▸ **What is needed**
Print out every line of the listing below without alteration.
▼▼▼
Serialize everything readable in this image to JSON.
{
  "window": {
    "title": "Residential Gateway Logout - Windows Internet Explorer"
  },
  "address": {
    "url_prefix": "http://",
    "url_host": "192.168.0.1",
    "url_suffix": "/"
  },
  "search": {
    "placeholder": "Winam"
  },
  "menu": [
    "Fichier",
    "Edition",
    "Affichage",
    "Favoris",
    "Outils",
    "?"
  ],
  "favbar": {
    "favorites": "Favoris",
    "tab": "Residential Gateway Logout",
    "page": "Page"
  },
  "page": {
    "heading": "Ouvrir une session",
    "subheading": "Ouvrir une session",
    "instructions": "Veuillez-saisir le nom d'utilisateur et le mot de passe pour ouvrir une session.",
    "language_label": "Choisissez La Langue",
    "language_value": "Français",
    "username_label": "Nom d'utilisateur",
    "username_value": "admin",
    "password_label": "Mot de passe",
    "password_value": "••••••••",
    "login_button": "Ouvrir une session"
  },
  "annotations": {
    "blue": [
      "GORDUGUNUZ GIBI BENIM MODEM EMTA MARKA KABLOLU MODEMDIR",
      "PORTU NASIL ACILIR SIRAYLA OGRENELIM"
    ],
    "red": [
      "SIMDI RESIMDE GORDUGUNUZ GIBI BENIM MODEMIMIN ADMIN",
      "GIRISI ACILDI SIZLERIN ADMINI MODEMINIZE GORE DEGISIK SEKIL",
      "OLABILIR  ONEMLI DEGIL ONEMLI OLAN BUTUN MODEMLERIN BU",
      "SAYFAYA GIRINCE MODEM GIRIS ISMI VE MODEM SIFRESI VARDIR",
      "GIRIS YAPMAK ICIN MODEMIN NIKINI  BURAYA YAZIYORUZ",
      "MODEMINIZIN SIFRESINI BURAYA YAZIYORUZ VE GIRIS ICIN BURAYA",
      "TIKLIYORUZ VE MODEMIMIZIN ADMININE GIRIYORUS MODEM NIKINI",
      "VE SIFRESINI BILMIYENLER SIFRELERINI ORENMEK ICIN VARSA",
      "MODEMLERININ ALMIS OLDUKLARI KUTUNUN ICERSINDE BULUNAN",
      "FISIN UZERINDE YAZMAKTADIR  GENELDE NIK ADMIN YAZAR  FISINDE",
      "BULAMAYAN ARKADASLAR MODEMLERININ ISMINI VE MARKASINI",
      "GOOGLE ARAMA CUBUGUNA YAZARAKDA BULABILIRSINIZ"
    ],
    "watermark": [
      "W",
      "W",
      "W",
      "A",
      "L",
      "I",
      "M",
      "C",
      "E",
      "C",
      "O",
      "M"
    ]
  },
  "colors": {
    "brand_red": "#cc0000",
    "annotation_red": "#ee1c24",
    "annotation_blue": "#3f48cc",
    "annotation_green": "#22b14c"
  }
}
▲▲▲
▸ **Answer**
Serialize everything readable in this image to JSON.
{
  "window": {
    "title": "Residential Gateway Logout - Windows Internet Explorer"
  },
  "address": {
    "url_prefix": "http://",
    "url_host": "192.168.0.1",
    "url_suffix": "/"
  },
  "search": {
    "placeholder": "Winam"
  },
  "menu": [
    "Fichier",
    "Edition",
    "Affichage",
    "Favoris",
    "Outils",
    "?"
  ],
  "favbar": {
    "favorites": "Favoris",
    "tab": "Residential Gateway Logout",
    "page": "Page"
  },
  "page": {
    "heading": "Ouvrir une session",
    "subheading": "Ouvrir une session",
    "instructions": "Veuillez-saisir le nom d'utilisateur et le mot de passe pour ouvrir une session.",
    "language_label": "Choisissez La Langue",
    "language_value": "Français",
    "username_label": "Nom d'utilisateur",
    "username_value": "admin",
    "password_label": "Mot de passe",
    "password_value": "••••••••",
    "login_button": "Ouvrir une session"
  },
  "annotations": {
    "blue": [
      "GORDUGUNUZ GIBI BENIM MODEM EMTA MARKA KABLOLU MODEMDIR",
      "PORTU NASIL ACILIR SIRAYLA OGRENELIM"
    ],
    "red": [
      "SIMDI RESIMDE GORDUGUNUZ GIBI BENIM MODEMIMIN ADMIN",
      "GIRISI ACILDI SIZLERIN ADMINI MODEMINIZE GORE DEGISIK SEKIL",
      "OLABILIR  ONEMLI DEGIL ONEMLI OLAN BUTUN MODEMLERIN BU",
      "SAYFAYA GIRINCE MODEM GIRIS ISMI VE MODEM SIFRESI VARDIR",
      "GIRIS YAPMAK ICIN MODEMIN NIKINI  BURAYA YAZIYORUZ",
      "MODEMINIZIN SIFRESINI BURAYA YAZIYORUZ VE GIRIS ICIN BURAYA",
      "TIKLIYORUZ VE MODEMIMIZIN ADMININE GIRIYORUS MODEM NIKINI",
      "VE SIFRESINI BILMIYENLER SIFRELERINI ORENMEK ICIN VARSA",
      "MODEMLERININ ALMIS OLDUKLARI KUTUNUN ICERSINDE BULUNAN",
      "FISIN UZERINDE YAZMAKTADIR  GENELDE NIK ADMIN YAZAR  FISINDE",
      "BULAMAYAN ARKADASLAR MODEMLERININ ISMINI VE MARKASINI",
      "GOOGLE ARAMA CUBUGUNA YAZARAKDA BULABILIRSINIZ"
    ],
    "watermark": [
      "W",
      "W",
      "W",
      "A",
      "L",
      "I",
      "M",
      "C",
      "E",
      "C",
      "O",
      "M"
    ]
  },
  "colors": {
    "brand_red": "#cc0000",
    "annotation_red": "#ee1c24",
    "annotation_blue": "#3f48cc",
    "annotation_green": "#22b14c"
  }
}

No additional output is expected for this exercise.